Charged particles from the sun stream through the solar system in a constant flow known as the solar wind. When the particles are trapped by Earth's magnetic field and strike atoms and molecules in the atmosphere, auroras appear.

The beauty, science and mythology of auroras are the subject of "Dancing Lights," an activity for students in grades 3-5 that combines science, art, reading and writing.

"Writing and reading are integral parts of a scientist's daily life, and that science-literacy connection is not necessarily emphasized in the elementary classroom," said Erin Wood, educational coordinator for the Dancing Lights program. "Research suggests that integrating literacy skills with science leads students to make connections, organize thoughts, retain knowledge gained and increase creativity."

"Dancing Lights" is built around five lessons that encourage students to be creative as they explore the science and history of auroras:
  • Lesson 1: Students discuss what they know about auroras and what they hope to learn. Then they read about auroras and discuss what they learned.
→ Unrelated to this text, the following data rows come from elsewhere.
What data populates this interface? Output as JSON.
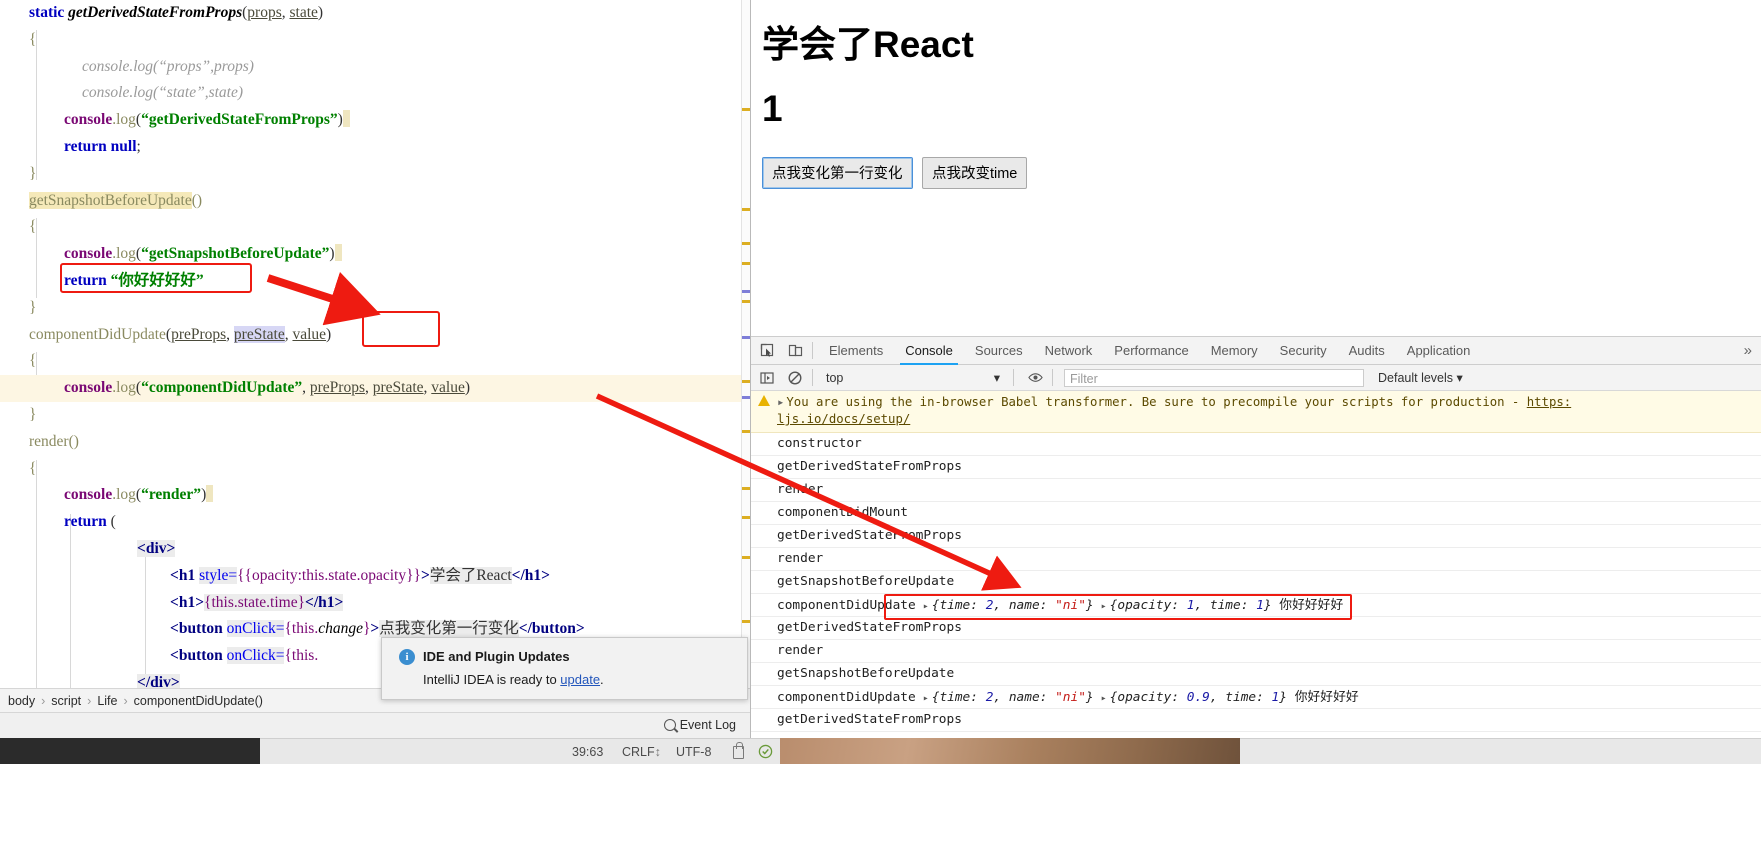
{
  "ide": {
    "code_lines": [
      "static getDerivedStateFromProps(props, state)",
      "{",
      "console.log(\"props\",props)",
      "console.log(\"state\",state)",
      "console.log(\"getDerivedStateFromProps\")",
      "return null;",
      "}",
      "getSnapshotBeforeUpdate()",
      "{",
      "console.log(\"getSnapshotBeforeUpdate\")",
      "return \"你好好好好\"",
      "}",
      "componentDidUpdate(preProps, preState, value)",
      "{",
      "console.log(\"componentDidUpdate\",preProps,preState,value)",
      "}",
      "render()",
      "{",
      "console.log(\"render\")",
      "return (",
      "<div>",
      "<h1 style={{opacity:this.state.opacity}}>学会了React</h1>",
      "<h1>{this.state.time}</h1>",
      "<button onClick={this.change}>点我变化第一行变化</button>",
      "<button onClick={this.",
      "</div>"
    ],
    "tokens": {
      "static": "static",
      "fn_gdsfp": "getDerivedStateFromProps",
      "props": "props",
      "state": "state",
      "console": "console",
      "log": "log",
      "str_props": "\"props\"",
      "str_state": "\"state\"",
      "str_gdsfp": "\"getDerivedStateFromProps\"",
      "return": "return",
      "null": "null",
      "fn_gsbu": "getSnapshotBeforeUpdate",
      "str_gsbu": "\"getSnapshotBeforeUpdate\"",
      "str_nihao": "\"你好好好好\"",
      "fn_cdu": "componentDidUpdate",
      "preProps": "preProps",
      "preState": "preState",
      "value": "value",
      "str_cdu": "\"componentDidUpdate\"",
      "fn_render": "render",
      "str_render": "\"render\"",
      "tag_div_open": "<div>",
      "tag_div_close": "</div>",
      "tag_h1_open": "<h1",
      "attr_style": "style=",
      "style_expr": "{{opacity:this.state.opacity}}",
      "gt": ">",
      "h1_text": "学会了React",
      "tag_h1_end": "</h1>",
      "h1_time_open": "<h1>",
      "time_expr": "{this.state.time}",
      "tag_btn_open": "<button",
      "attr_onclick": "onClick=",
      "change_expr": "{this.change}",
      "btn_text": "点我变化第一行变化",
      "tag_btn_end": "</button>",
      "change_expr2": "{this."
    },
    "breadcrumb": [
      "body",
      "script",
      "Life",
      "componentDidUpdate()"
    ],
    "event_log_label": "Event Log",
    "popup": {
      "title": "IDE and Plugin Updates",
      "body_before": "IntelliJ IDEA is ready to ",
      "link": "update",
      "body_after": "."
    }
  },
  "statusbar": {
    "caret": "39:63",
    "line_sep": "CRLF",
    "encoding": "UTF-8"
  },
  "page": {
    "heading": "学会了React",
    "time_value": "1",
    "buttons": [
      {
        "label": "点我变化第一行变化",
        "focused": true
      },
      {
        "label": "点我改变time",
        "focused": false
      }
    ]
  },
  "devtools": {
    "tabs": [
      "Elements",
      "Console",
      "Sources",
      "Network",
      "Performance",
      "Memory",
      "Security",
      "Audits",
      "Application"
    ],
    "active_tab": "Console",
    "more_glyph": "»",
    "filterbar": {
      "context": "top",
      "filter_placeholder": "Filter",
      "levels": "Default levels",
      "levels_caret": "▾",
      "context_caret": "▾"
    },
    "warning": {
      "text": "You are using the in-browser Babel transformer. Be sure to precompile your scripts for production -",
      "link": "https:",
      "link2": "ljs.io/docs/setup/"
    },
    "logs": [
      {
        "text": "constructor"
      },
      {
        "text": "getDerivedStateFromProps"
      },
      {
        "text": "render"
      },
      {
        "text": "componentDidMount"
      },
      {
        "text": "getDerivedStateFromProps"
      },
      {
        "text": "render"
      },
      {
        "text": "getSnapshotBeforeUpdate"
      },
      {
        "text": "componentDidUpdate",
        "highlighted": true,
        "obj1": {
          "time": "2",
          "name": "\"ni\""
        },
        "obj2": {
          "opacity": "1",
          "time": "1"
        },
        "suffix": "你好好好好"
      },
      {
        "text": "getDerivedStateFromProps"
      },
      {
        "text": "render"
      },
      {
        "text": "getSnapshotBeforeUpdate"
      },
      {
        "text": "componentDidUpdate",
        "obj1": {
          "time": "2",
          "name": "\"ni\""
        },
        "obj2": {
          "opacity": "0.9",
          "time": "1"
        },
        "suffix": "你好好好好"
      },
      {
        "text": "getDerivedStateFromProps"
      }
    ]
  },
  "colors": {
    "annotation_red": "#ee1b11",
    "accent_blue": "#1da2f2",
    "warn_bg": "#fffbe6"
  }
}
  • Lesson 2: Students learn about the myths that different cultures have created to explain auroras. For homework, students create their own aurora myth.

  • Lesson 3: Students study the science of auroras. They also look at pictures of auroras and write down descriptions of what they see.
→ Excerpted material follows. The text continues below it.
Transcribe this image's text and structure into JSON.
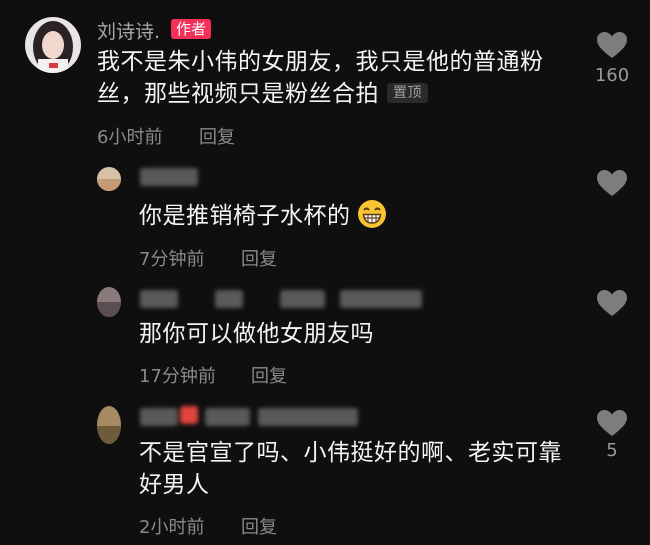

  • Lesson 4: Students make a travel brochure or poster inviting people to visit a place where auroras are visible.

  • Lesson 5: Students demonstrate their understanding of auroras by writing their own poems.
A teachers guide includes detailed procedures for each activity, worksheet, and reading material, plus information on national education standards. Users may download the guide (PDF) from the "Dancing Lights" Web site. Aurora photos, a list of recommended books about auroras, and other resources for teachers are also available there.

"Dancing Lights" was funded by NASA and developed by the Laboratory for Atmospheric and Space Physics at the University of Colorado.

View site: http://lasp.colorado.edu/education/dancinglights/   →


 
 
Dan Stillman, Institute for Global Environmental Strategies